- What to produce:
Whenever the word "price" appears in a line of the data below, copy that line.

- Given data:
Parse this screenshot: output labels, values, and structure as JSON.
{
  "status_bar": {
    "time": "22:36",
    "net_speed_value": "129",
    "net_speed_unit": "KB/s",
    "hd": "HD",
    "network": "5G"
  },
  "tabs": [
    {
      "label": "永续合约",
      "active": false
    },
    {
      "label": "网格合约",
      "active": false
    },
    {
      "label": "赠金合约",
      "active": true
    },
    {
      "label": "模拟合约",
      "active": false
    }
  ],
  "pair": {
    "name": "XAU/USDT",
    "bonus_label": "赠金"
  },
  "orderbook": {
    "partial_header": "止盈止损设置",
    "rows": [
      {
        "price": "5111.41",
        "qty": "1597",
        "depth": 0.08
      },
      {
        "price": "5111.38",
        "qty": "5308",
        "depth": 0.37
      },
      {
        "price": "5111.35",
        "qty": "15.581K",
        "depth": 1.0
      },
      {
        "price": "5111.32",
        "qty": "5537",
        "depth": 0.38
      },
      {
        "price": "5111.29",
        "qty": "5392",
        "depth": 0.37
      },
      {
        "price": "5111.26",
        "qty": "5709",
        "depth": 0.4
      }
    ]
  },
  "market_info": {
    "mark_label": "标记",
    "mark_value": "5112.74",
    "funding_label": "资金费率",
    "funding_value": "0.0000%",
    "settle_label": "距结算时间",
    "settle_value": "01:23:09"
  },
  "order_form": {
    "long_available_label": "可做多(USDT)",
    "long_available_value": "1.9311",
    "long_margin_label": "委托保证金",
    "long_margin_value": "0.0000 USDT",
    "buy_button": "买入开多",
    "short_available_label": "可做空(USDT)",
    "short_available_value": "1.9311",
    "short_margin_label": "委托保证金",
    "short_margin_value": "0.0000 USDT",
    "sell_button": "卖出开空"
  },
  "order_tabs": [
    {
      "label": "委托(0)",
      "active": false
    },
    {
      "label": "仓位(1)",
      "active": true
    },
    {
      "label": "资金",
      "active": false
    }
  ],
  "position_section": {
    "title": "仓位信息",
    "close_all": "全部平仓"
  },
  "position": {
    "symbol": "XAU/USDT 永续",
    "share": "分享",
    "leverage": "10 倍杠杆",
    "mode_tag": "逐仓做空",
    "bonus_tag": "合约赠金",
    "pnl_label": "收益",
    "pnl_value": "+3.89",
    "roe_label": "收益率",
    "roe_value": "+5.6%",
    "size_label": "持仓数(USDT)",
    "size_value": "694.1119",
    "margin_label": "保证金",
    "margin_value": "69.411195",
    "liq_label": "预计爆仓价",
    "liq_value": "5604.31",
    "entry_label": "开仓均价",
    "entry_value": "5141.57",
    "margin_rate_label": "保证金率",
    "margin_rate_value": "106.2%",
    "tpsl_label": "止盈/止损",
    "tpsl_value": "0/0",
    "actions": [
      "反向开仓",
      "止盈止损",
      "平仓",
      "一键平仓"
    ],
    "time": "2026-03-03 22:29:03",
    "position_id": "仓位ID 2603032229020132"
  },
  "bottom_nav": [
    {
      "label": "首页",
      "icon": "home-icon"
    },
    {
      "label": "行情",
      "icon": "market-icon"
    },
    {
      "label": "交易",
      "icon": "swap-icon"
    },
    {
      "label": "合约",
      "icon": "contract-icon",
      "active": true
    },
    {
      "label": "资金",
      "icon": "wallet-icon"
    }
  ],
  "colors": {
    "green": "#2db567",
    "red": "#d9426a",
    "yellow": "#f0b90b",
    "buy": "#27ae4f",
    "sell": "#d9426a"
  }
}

- Final answer:
        "price": "5111.41",
        "price": "5111.38",
        "price": "5111.35",
        "price": "5111.32",
        "price": "5111.29",
        "price": "5111.26",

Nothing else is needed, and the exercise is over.